In addition, aging brains are more easily triggered by stress, say Harvard scientists. These days, fraudsters are exploiting COVID-19 stress—pandemic-related frauds are on the rise, according to FBI reports, so seniors should be on the lookout. Since COVID-19 started in January, the Federal Trade Commission has already received more than 14,000 coronavirus-related complaints, reporting $10 million in total losses.

It’s easy to see why the pandemic drives a surge in scams that seniors are prey to: Panic-plus-quarantine creates “captive” victims reactive to robocalls and bogus text links demanding urgency, for instance.

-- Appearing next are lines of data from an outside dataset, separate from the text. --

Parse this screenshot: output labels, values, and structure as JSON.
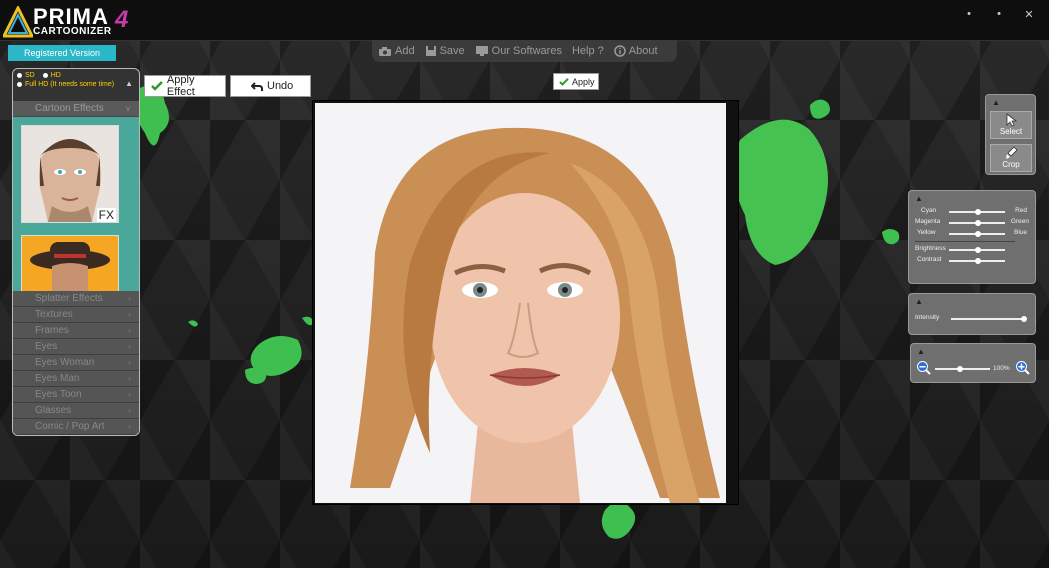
{
  "titlebar": {
    "logo_main": "PRIMA",
    "logo_sub": "CARTOONIZER",
    "logo_num": "4",
    "minimize": "•",
    "maximize": "•",
    "close": "✕"
  },
  "registered": "Registered Version",
  "topmenu": {
    "add": "Add",
    "save": "Save",
    "softwares": "Our Softwares",
    "help": "Help ?",
    "about": "About"
  },
  "left_panel": {
    "sd": "SD",
    "hd": "HD",
    "fullhd": "Full HD (It needs some time)",
    "cartoon_effects": "Cartoon Effects",
    "fx_label": "FX",
    "items": [
      "Splatter Effects",
      "Textures",
      "Frames",
      "Eyes",
      "Eyes Woman",
      "Eyes Man",
      "Eyes Toon",
      "Glasses",
      "Comic / Pop Art"
    ]
  },
  "toolbar": {
    "apply_effect": "Apply Effect",
    "undo": "Undo",
    "apply": "Apply"
  },
  "right_panel": {
    "select": "Select",
    "crop": "Crop",
    "color": {
      "cyan": "Cyan",
      "red": "Red",
      "magenta": "Magenta",
      "green": "Green",
      "yellow": "Yellow",
      "blue": "Blue",
      "brightness": "Brightness",
      "contrast": "Contrast"
    },
    "intensity": "Intensity",
    "zoom_value": "100%"
  },
  "colors": {
    "accent_cyan": "#2ab8c8",
    "effects_bg": "#4aa89a",
    "splash_green": "#3fbf4f"
  }
}
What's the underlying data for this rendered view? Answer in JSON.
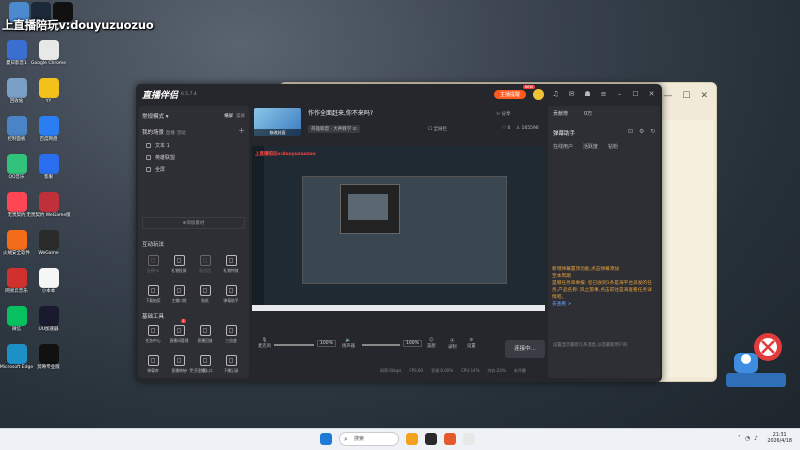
{
  "overlay_text": "上直播陪玩v:douyuzuozuo",
  "desktop_icons": [
    {
      "label": "",
      "color": "#4c8ad0"
    },
    {
      "label": "",
      "color": "#1b2838"
    },
    {
      "label": "",
      "color": "#111",
      "sub": "G HUB"
    },
    {
      "label": "夏日影音1",
      "color": "#3a6fd0"
    },
    {
      "label": "Google Chrome",
      "color": "#e8e8e8"
    },
    {
      "label": "回收站",
      "color": "#7aa0c8"
    },
    {
      "label": "YY",
      "color": "#f4c11a"
    },
    {
      "label": "控制面板",
      "color": "#4a83c6"
    },
    {
      "label": "百度网盘",
      "color": "#2b7ef2"
    },
    {
      "label": "QQ音乐",
      "color": "#31c27c"
    },
    {
      "label": "客服",
      "color": "#2a6ef0"
    },
    {
      "label": "无畏契约",
      "color": "#ff4655"
    },
    {
      "label": "无畏契约 WeGame版",
      "color": "#c0303a"
    },
    {
      "label": "火绒安全软件",
      "color": "#f26c1a"
    },
    {
      "label": "WeGame",
      "color": "#2a2a2a"
    },
    {
      "label": "网易云音乐",
      "color": "#d1312c"
    },
    {
      "label": "小本本",
      "color": "#f6f6f6"
    },
    {
      "label": "微信",
      "color": "#07c160"
    },
    {
      "label": "UU加速器",
      "color": "#1a1a2e"
    },
    {
      "label": "Microsoft Edge",
      "color": "#1e90c8"
    },
    {
      "label": "剪映专业版",
      "color": "#111"
    }
  ],
  "app": {
    "logo": "直播伴侣",
    "version": "6.5.7.4",
    "hint_label": "主播提醒",
    "hint_badge": "NEW",
    "scene_mode": "常规模式",
    "mode_tabs": [
      "横屏",
      "竖屏"
    ],
    "my_scenes": "我的场景",
    "scene_tabs": [
      "直播",
      "活动"
    ],
    "sources": [
      "文本 1",
      "英雄联盟",
      "全屏"
    ],
    "add_source": "添加素材",
    "interact_title": "互动玩法",
    "interact_tools": [
      {
        "label": "连线PK",
        "dim": true
      },
      {
        "label": "礼物投屏",
        "dim": false
      },
      {
        "label": "粉丝团",
        "dim": true
      },
      {
        "label": "礼物特效",
        "dim": false
      },
      {
        "label": "下载抽奖",
        "dim": false
      },
      {
        "label": "主播口袋",
        "dim": false
      },
      {
        "label": "贴纸",
        "dim": false
      },
      {
        "label": "弹幕助手",
        "dim": false
      }
    ],
    "basic_title": "基础工具",
    "basic_tools": [
      {
        "label": "任务中心",
        "badge": ""
      },
      {
        "label": "直播间管理",
        "badge": "1"
      },
      {
        "label": "直播回放",
        "badge": ""
      },
      {
        "label": "三倍速",
        "badge": ""
      },
      {
        "label": "弹幕库",
        "badge": ""
      },
      {
        "label": "直播地址",
        "badge": ""
      },
      {
        "label": "主播入口",
        "badge": ""
      },
      {
        "label": "下播记录",
        "badge": ""
      }
    ],
    "more_features": "更多功能",
    "room_title": "作作全面赶来,你不来吗?",
    "thumb_caption": "修改封面",
    "room_category": "英雄联盟 · 大神教学",
    "share_label": "分享",
    "online_label": "全局拦",
    "likes": "0",
    "followers": "165596",
    "mic_label": "麦克风",
    "mic_pct": "100%",
    "speaker_label": "扬声器",
    "speaker_pct": "100%",
    "beauty_label": "美颜",
    "record_label": "录制",
    "settings_label": "设置",
    "go_live": "连接中...",
    "stats": [
      "码率:0kbps",
      "FPS:60",
      "丢帧:0.00%",
      "CPU:14%",
      "内存:24%",
      "未开播"
    ]
  },
  "right_panel": {
    "contribution": "贡献榜",
    "rank": "0万",
    "danmu_title": "弹幕助手",
    "tabs": [
      "在线用户",
      "活跃度",
      "钻粉"
    ],
    "messages": [
      {
        "text": "新增弹幕置顶功能,点击弹幕添加",
        "style": "warn"
      },
      {
        "text": "至本周期",
        "style": "warn"
      },
      {
        "text": "是哪任务单举报: 您已收到1条是海平台派发的任务,产品名称: 风之旅事,点击前往是海查看任务详情吧。",
        "style": "warn"
      },
      {
        "text": "去查看 >",
        "style": "blue"
      }
    ],
    "hint": "设置显示最新几条消息,以及最新用户的"
  },
  "taskbar": {
    "search": "搜索",
    "time": "21:31",
    "date": "2026/4/18"
  }
}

Vigilance is your best defense against scams generally, reminds the FBI. Keep in mind that scammers will exploit anything you hold sacred and every stress “hot button”—your healthcare; your Social Security and law-abiding nature; your hard-earned savings; your grandchildren’s welfare. Your fear of COVID-19 is no different to them.

Here are scams to be wary of and advice on avoiding scams and/or action to take to stop them.

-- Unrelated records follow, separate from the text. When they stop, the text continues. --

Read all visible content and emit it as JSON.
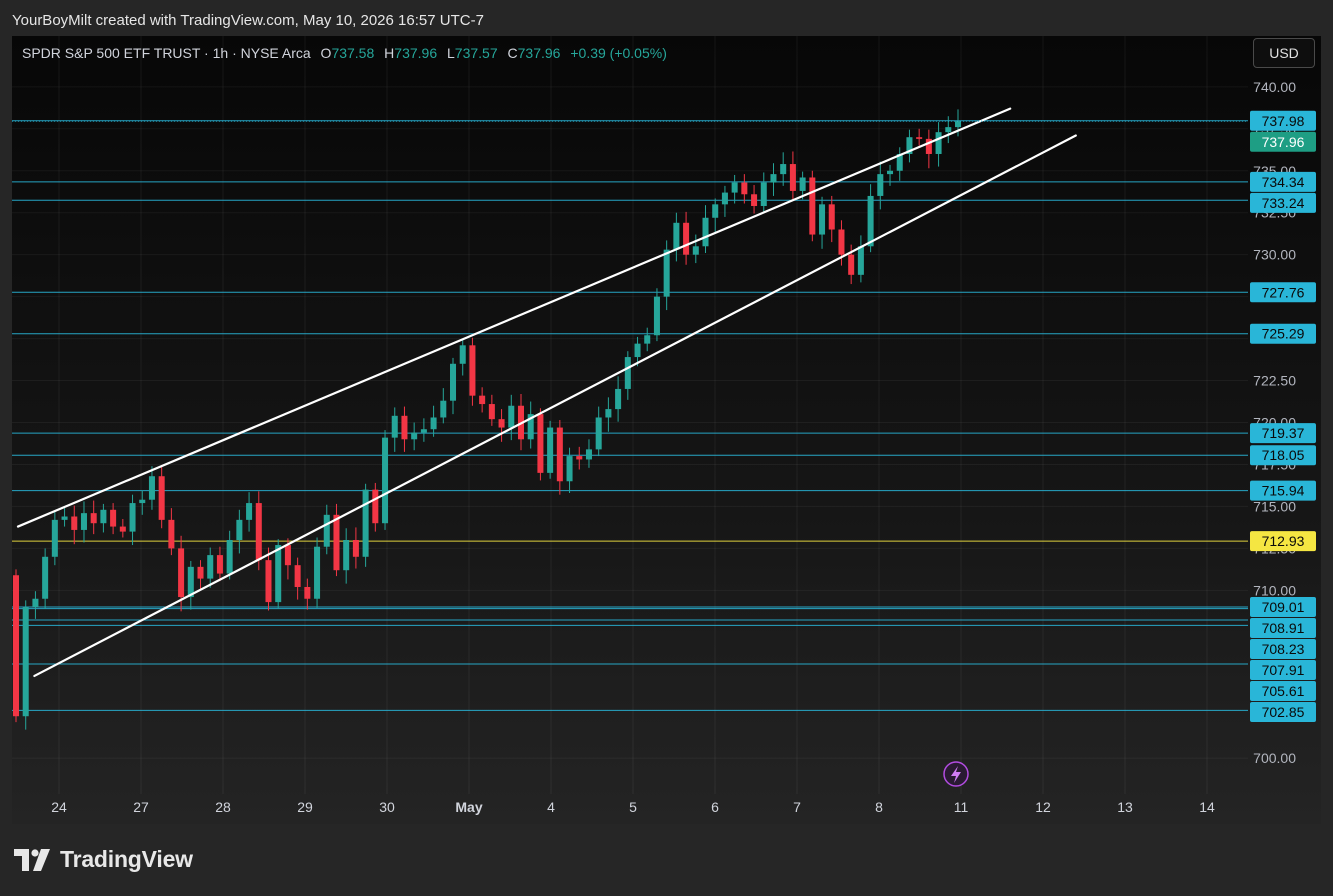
{
  "header": {
    "attribution": "YourBoyMilt created with TradingView.com, May 10, 2026 16:57 UTC-7"
  },
  "legend": {
    "symbol": "SPDR S&P 500 ETF TRUST · 1h · NYSE Arca",
    "open_label": "O",
    "open": "737.58",
    "high_label": "H",
    "high": "737.96",
    "low_label": "L",
    "low": "737.57",
    "close_label": "C",
    "close": "737.96",
    "change": "+0.39 (+0.05%)"
  },
  "currency_button": "USD",
  "footer": {
    "brand": "TradingView"
  },
  "colors": {
    "up": "#26a69a",
    "down": "#f23645",
    "level": "#29b6d8",
    "highlight": "#f5e642",
    "trend": "#ffffff",
    "last": "#1e9e84"
  },
  "chart_data": {
    "type": "candlestick",
    "title": "SPDR S&P 500 ETF TRUST · 1h · NYSE Arca",
    "y_axis": {
      "min": 698.7,
      "max": 741.6,
      "ticks": [
        "740.00",
        "737.50",
        "735.00",
        "732.50",
        "730.00",
        "727.50",
        "725.00",
        "722.50",
        "720.00",
        "717.50",
        "715.00",
        "712.50",
        "710.00",
        "700.00"
      ]
    },
    "x_axis": {
      "ticks": [
        "24",
        "27",
        "28",
        "29",
        "30",
        "May",
        "4",
        "5",
        "6",
        "7",
        "8",
        "11",
        "12",
        "13",
        "14"
      ]
    },
    "ohlc_path": [
      710.9,
      702.5,
      709.0,
      709.5,
      712.0,
      714.2,
      714.4,
      713.6,
      714.6,
      714.0,
      714.8,
      713.8,
      713.5,
      715.2,
      715.4,
      716.8,
      714.2,
      712.5,
      709.6,
      711.4,
      710.7,
      712.1,
      711.0,
      713.0,
      714.2,
      715.2,
      711.8,
      709.3,
      712.7,
      711.5,
      710.2,
      709.5,
      712.6,
      714.5,
      711.2,
      713.0,
      712.0,
      716.0,
      714.0,
      719.1,
      720.4,
      719.0,
      719.4,
      719.6,
      720.3,
      721.3,
      723.5,
      724.6,
      721.6,
      721.1,
      720.2,
      719.7,
      721.0,
      719.0,
      720.5,
      717.0,
      719.7,
      716.5,
      718.0,
      717.8,
      718.4,
      720.3,
      720.8,
      722.0,
      723.9,
      724.7,
      725.2,
      727.5,
      730.3,
      731.9,
      730.0,
      730.5,
      732.2,
      733.0,
      733.7,
      734.3,
      733.6,
      732.9,
      734.3,
      734.8,
      735.4,
      733.8,
      734.6,
      731.2,
      733.0,
      731.5,
      730.0,
      728.8,
      730.5,
      733.5,
      734.8,
      735.0,
      736.0,
      737.0,
      736.9,
      736.0,
      737.3,
      737.6,
      737.96
    ],
    "current_price": "737.96",
    "levels": [
      {
        "value": "737.98",
        "kind": "level"
      },
      {
        "value": "734.34",
        "kind": "level"
      },
      {
        "value": "733.24",
        "kind": "level"
      },
      {
        "value": "727.76",
        "kind": "level"
      },
      {
        "value": "725.29",
        "kind": "level"
      },
      {
        "value": "719.37",
        "kind": "level"
      },
      {
        "value": "718.05",
        "kind": "level"
      },
      {
        "value": "715.94",
        "kind": "level"
      },
      {
        "value": "712.93",
        "kind": "highlight"
      },
      {
        "value": "709.01",
        "kind": "level"
      },
      {
        "value": "708.91",
        "kind": "level"
      },
      {
        "value": "708.23",
        "kind": "level"
      },
      {
        "value": "707.91",
        "kind": "level"
      },
      {
        "value": "705.61",
        "kind": "level"
      },
      {
        "value": "702.85",
        "kind": "level"
      }
    ],
    "trendlines": [
      {
        "from": {
          "x": "26.5",
          "y": 713.8
        },
        "to": {
          "x": "11.6",
          "y": 738.7
        }
      },
      {
        "from": {
          "x": "29.7",
          "y": 704.9
        },
        "to": {
          "x": "12.4",
          "y": 737.1
        }
      }
    ]
  }
}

Texts (with links to click) or phone calls or emails offering

:
  • bogus stimulus checks related to the pandemic
  • airline refunds related to the pandemic
  • COVID-19 tests
  • sales of supplies like masks
  • Medicare/health insurance fraud–a “Medicare representative” obtaining your personal information
  • Telemarketer offering prize money; the scheme may also involve making a “good faith” payment in exchange for the prize money
  • caller saying you must send money for a relative in the hospital
  • caller pretending to be a grandchild needing money for an emergency
  • scammer posing as a charity soliciting a donation
  • scammer claiming to be from the Internal Revenue Service (IRS) or the Social Security Administration
  • scammer using pop-up browser windows on your computer to warn of a virus or to encourage people to buy anti-virus software
  • scammer using emails to appear to be from a legitimate company or financial institution, asking people to log in to their account
  • scammer using an email to pretend to be from the IRS and offer a tax refund

What you can do to protect yourself from scammers

:
  • Don’t click text links—even links that say “STOP” or “NO.” This is one way scammers confirm the number is active. Don’t click links appearing to be from government agencies or airlines either. If you need to reach the IRS or an airline, go directly to their website for contact information.
  • Don’t download attachments on your computer.
  • Don’t log in to your accounts from an email link. Instead, go to the company or financial institution’s website directly.
  • Keep your tech software up-to-date so you’re not reacting to bogus schemes involving anti-virus software. Consider asking a tech-savvy relative to help you with tech updates.
  • Learn how to hover over the sender’s address in an email to see if it matches the company’s address.
  • Be wary of Caller IDs appearing to come from a government agency or even from a local caller whose number you don’t recognize. Let the call go into voicemail.
  • Don’t send money or share personal information over the phone. If you want to donate to a charity, go to that charity’s website. And remember: The government doesn’t send out text messages asking for personal information. Nor does the government contact people by phone unless the person initiates the contact.
  • Don’t respond to a call, email, or letter from someone claiming to be from Medicare. Instead, contact Medicare directly for any questions or billing or verification concerns you have.
  • Don’t pay a fee in return for a greater reward down the road. This is known as an advanced-fee scam.
  • Don’t offer payment in gift cards.
  • Don’t respond to a caller claiming to be a relative in need. Instead, contact that relative directly.

In addition, here’s a helpful resource for verifying whether a text or phone call or email is legitimate or a fraud. AARP’s toll-free fraud network helpline (877-908-3360).

If you’ve been scammed, report it to the federal government on the usa.gov scam and fraud website.  Or, report it to the Federal Trade Commission on its scam and fraud website. Or call the FTC’s Consumer Response Center at 1-877-FTC-HELP (1-877-382-4357). Don’t hesitate to report fraud either—everyone is vulnerable to it, and you’re helping to protect others by reporting your case.